There's a line in the pilot for David Goyer's new show "Da Vinci's Demons", where the fictional Leonardo says that anything that can be dreamt of can eventually be built by someone.  But you have to have the dream first, and it's the responsibility of artists of all stripes to seed our imaginations so that there actually are dreams to harvest in the autumn of our worlds.

After all, winter is, in fact, coming.

July 24, 2013

Tumbling into movie trailers

So, I just started a Tumblr blog that's dedicated exclusively to one of my not so secret guilty pleasures, movie trailers.  You can check it out at www.trailerfeast.com, but, to give you a taste, here's the latest post I made regarding the trailer for the abyssmal "John Carter":

John Carter Teaser Trailer
#johncarter This was the best trailer I'd seen in years.  Why? Because it made me want to watch a movie I had to turn off after the first ten minutes.  They get around the big explosions problem by finding a piece of music that perfectly captures a FEELING that's at the heart of this story (after all, the original book was called "A Princess of Mars"), and then they cut the highlight scenes to match the building pace of the music.  It effectively hides the horrible cgi characters that overpopulate and kill the movie. You feel like you get hints of something sweeping and romantic.  It feels like David Lean doing a sci-fi film.  Which says to me that there is actually an opening in the marketplace for a film just like that: something epic and grand and passionate set on other worlds.

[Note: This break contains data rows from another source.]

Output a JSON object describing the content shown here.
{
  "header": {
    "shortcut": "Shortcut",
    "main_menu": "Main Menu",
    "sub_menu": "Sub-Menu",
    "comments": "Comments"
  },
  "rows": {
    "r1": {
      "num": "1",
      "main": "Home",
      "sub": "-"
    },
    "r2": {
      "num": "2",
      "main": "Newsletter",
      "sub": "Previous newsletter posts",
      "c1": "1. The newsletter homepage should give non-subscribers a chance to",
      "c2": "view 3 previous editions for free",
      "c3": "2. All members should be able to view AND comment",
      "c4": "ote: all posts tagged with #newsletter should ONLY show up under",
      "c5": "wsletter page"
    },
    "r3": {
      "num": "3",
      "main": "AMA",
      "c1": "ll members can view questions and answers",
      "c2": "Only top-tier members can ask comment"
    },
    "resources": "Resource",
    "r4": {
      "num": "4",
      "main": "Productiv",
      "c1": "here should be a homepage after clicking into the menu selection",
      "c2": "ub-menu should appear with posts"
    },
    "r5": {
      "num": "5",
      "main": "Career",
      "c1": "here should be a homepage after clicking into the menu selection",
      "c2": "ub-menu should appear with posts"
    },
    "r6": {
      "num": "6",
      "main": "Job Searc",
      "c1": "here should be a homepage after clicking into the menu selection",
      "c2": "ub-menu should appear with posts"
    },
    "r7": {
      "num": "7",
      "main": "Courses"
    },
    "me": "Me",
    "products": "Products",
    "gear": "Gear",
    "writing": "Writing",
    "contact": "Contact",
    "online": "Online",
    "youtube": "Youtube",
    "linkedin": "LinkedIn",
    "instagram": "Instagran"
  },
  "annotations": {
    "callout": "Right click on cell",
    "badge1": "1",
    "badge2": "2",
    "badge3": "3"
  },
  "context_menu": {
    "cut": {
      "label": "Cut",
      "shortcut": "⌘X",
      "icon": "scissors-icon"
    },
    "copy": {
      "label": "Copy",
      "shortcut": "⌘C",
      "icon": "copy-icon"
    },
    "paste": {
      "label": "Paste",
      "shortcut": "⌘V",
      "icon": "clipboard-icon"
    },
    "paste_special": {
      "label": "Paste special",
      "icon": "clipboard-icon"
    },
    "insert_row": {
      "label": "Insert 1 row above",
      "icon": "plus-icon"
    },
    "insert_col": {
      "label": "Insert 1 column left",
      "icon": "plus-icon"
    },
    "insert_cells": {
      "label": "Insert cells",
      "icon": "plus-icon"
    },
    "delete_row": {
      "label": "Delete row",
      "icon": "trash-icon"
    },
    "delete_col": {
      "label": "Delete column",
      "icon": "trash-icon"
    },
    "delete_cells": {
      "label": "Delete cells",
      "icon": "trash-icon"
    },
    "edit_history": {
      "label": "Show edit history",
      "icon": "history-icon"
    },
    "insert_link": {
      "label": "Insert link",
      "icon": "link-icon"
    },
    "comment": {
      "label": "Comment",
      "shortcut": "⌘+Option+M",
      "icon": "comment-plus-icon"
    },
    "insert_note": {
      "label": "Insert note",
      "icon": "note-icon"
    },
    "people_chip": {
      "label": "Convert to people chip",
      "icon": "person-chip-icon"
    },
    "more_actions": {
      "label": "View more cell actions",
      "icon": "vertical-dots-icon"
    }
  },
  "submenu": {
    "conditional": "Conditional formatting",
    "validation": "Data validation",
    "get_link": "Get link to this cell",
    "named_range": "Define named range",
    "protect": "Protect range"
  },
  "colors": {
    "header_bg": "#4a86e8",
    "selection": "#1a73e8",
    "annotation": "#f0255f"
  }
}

But, frankly, it hasn't been made yet.  Star Wars: Episode II wanted you to think that it was it.  Alejandro Jodorowsky's Dune could have been that (if he'd made it a 4 hour movie w an intermission, where the first half was Dune, the 2nd have was Dune Messiah, and the love story is about Paul and Chani).  But no one has done it yet.

July 23, 2013

What Baby Cambridge has taught me about The Press

KI'd written a long screed about how the media frenzy around the birth of the latest royal baby was just another example of our decadent culture when I suddenly had a moment of clarity. 

I realized I was only writing it because I thought it was provocative enough to get people to read it. Moreover, I realized that the content I was putting into the atmosphere was venal and had no redeeming value other than to boost views for my blog. 

Just like the very culture I was condemning. 

And all of this shallowness over something beautiful and profound. 

Much like this very post. 

I guess I can only get so far outside of this particular box yet.  But recognition is the first step to resolution for any problem. 

So, for now, let me just say this. 

To the Duke @ Duchess of Cambridge, you have my congratulations.